The COVID19 pandemic disrupted every aspect of teaching and learning in higher education. We reached an inflection point, and we will not return to the pre-pandemic classroom experience. Inequity in access and students’ mental health and wellbeing issues arose as never before. Faculty members invested unprecedented time and effort to sustain their courses during the crisis. Unfortunately, the urgent move to online learning was not sufficient to design online learning experiences that gave students a rich digital learning experience. Extended synchronous videoconferencing sessions and assessments approaches were problematic, particularly when they simply mirrored classroom courses. This emergent problem complexified an already understudied area of research, and one that becomes urgent to investigate globally with the pandemic context.
This original research project studies the elements of course design and evaluation strategies that promote high-quality, equitable and inclusive education, and take into consideration students’ mental health, in hybrid, flexible, or 100% online modalities for the postCOVID19 era in higher education.
To reach this overarching objective, the research team will pursue three sub-objectives:
- Document faculty members’ practices and reflections on how their choices of pedagogical approaches and evaluation strategies help support high-quality, equitable and inclusive education that take into consideration students’ mental health during the pandemic;
- Investigate faculty members’ perception of the elements and factors that support the transformation of their practices;
- Propose recommendations to design and support high-quality, equitable, and inclusive learning experiences in digital contexts, that take into consideration students’ mental health, for the postCOVID19 era in various cultural contexts.
The research team will conduct:
- An integrative literature review of scientific and professional articles and reports published since the eruption of COVID19 that focus on equitable, inclusive, and quality online education in higher education to analyze and extract promising course design elements for the post-pandemic era;
- 36 interviews with faculty members from universities in Canada, the US, the UK, France, and Lebanon, who transformed their course design during the COVID19 pandemic to better address issues of education quality, equity, and inclusion, with specific attention to student mental health.
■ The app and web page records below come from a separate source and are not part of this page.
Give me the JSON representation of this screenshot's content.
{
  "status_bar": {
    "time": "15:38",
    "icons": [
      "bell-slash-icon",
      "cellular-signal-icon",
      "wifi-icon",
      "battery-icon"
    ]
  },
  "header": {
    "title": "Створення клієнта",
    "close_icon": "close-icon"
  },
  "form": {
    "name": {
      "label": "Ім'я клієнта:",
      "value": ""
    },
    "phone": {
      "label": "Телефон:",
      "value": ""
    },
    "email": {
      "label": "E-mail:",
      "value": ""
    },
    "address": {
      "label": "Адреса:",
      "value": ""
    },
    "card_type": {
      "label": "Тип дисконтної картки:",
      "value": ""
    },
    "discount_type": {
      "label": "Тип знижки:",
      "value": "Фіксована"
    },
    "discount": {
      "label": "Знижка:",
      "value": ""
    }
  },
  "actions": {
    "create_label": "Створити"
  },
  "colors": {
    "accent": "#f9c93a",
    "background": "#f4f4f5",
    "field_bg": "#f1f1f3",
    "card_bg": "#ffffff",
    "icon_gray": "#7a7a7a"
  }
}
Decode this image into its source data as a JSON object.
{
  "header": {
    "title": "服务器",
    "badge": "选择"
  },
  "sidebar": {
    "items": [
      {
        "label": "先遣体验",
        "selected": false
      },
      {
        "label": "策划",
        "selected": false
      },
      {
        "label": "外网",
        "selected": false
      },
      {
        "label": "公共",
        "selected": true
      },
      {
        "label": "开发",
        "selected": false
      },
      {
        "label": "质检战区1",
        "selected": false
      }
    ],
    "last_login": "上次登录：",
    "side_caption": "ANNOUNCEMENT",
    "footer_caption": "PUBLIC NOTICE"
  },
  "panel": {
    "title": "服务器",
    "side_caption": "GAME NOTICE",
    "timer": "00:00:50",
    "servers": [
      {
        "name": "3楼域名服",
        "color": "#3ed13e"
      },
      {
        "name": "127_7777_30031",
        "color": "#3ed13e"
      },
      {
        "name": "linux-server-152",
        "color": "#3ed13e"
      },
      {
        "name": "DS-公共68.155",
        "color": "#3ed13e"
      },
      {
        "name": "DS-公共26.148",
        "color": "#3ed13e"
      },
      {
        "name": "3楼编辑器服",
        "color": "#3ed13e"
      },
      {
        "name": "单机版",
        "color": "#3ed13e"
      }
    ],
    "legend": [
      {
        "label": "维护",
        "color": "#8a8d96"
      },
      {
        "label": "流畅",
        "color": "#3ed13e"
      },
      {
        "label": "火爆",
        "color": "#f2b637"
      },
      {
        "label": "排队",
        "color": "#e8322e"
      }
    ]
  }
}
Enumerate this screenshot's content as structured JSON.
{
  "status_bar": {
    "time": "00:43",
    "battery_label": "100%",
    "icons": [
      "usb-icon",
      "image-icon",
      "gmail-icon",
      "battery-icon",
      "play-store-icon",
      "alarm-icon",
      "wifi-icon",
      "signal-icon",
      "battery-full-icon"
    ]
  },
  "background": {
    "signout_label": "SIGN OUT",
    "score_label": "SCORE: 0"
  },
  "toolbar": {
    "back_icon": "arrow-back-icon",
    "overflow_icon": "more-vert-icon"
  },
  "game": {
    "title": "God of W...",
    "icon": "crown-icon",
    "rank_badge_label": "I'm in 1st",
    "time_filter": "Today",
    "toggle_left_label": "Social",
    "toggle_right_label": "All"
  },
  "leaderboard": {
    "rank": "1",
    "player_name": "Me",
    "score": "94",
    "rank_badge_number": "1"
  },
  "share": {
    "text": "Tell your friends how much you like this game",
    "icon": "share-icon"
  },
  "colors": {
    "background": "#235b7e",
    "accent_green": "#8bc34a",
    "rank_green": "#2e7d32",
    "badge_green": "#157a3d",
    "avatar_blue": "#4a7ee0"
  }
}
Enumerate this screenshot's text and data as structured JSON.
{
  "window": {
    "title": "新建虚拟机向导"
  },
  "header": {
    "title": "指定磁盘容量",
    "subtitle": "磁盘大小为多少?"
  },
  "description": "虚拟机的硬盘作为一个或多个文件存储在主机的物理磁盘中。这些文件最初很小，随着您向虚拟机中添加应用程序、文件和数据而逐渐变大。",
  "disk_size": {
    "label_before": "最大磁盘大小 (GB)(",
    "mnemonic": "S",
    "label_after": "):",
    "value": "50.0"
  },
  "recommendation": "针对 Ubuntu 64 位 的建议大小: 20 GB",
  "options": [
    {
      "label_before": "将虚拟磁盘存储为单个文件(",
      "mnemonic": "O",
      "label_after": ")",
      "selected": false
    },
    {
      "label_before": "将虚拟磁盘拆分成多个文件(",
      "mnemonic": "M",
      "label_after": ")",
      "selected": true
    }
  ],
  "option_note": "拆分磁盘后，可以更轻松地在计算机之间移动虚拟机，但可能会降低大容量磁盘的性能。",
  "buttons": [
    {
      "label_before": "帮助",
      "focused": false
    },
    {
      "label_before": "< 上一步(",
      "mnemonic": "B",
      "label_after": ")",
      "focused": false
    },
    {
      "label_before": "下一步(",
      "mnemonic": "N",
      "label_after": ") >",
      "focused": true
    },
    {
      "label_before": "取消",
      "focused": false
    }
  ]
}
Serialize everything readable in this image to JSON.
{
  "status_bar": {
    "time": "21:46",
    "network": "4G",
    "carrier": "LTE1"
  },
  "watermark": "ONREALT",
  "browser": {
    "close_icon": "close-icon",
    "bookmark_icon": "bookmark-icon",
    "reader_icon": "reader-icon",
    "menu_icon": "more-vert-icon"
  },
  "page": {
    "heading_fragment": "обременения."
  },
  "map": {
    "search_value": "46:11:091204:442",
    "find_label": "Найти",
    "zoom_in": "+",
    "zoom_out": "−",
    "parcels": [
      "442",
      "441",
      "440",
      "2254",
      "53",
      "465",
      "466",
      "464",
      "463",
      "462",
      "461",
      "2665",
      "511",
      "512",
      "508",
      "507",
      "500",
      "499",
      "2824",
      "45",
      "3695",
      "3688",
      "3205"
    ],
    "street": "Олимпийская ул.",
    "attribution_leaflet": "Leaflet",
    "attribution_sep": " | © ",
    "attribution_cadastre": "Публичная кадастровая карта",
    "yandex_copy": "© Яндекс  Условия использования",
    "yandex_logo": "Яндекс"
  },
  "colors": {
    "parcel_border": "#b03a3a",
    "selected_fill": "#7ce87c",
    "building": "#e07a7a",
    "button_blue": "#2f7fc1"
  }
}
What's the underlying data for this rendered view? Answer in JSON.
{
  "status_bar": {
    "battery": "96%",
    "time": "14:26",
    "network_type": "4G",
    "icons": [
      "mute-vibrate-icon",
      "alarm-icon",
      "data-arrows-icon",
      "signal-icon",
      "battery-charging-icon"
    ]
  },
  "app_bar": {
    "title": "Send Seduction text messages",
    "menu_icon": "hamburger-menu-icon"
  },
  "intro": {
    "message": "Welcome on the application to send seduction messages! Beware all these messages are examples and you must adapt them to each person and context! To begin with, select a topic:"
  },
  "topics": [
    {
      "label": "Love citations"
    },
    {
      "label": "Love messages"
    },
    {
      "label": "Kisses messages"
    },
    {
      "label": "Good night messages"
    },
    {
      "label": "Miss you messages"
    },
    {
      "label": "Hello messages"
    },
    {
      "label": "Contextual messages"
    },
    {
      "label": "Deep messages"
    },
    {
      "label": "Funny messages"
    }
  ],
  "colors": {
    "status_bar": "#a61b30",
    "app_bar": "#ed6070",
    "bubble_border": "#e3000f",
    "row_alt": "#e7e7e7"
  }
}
Pertinent pedagogical documents and artefacts created by the recruited faculty members as part of their transformed courses will be collected and analysed;
- Six focus groups with directors of 18 Centres for Teaching and Learning or equivalent entities from postsecondary institutions established in Canada, the US, the UK, the Netherlands, France and Lebanon with a high level of engagement with faculties from different disciplines and access to the different pedagogical approaches they explored during the pandemic.
Our results will inform:
- Educators, course designers, and developers from varied disciplines about concrete strategies to leverage learning theories and digital technologies to create high-quality, equitable, and inclusive learning and evaluation experiences for their students during and post-pandemic era, as well as during unexpected crises;
- Educational institutions on how they can plan to tackle and support the future design of online courses and programs as part of their strategic directions, notably in regard to Equity, Diversity, and Inclusion;
- Policymakers on the pedagogical approaches and actions to support during the transformation of classroom experiences to multimodal interactions of various types while facing severe cases of inequity and mental health issues.
This project has been approved by the Research Ethics Committee of Laval University: Approval number 2021-431/04-02-2022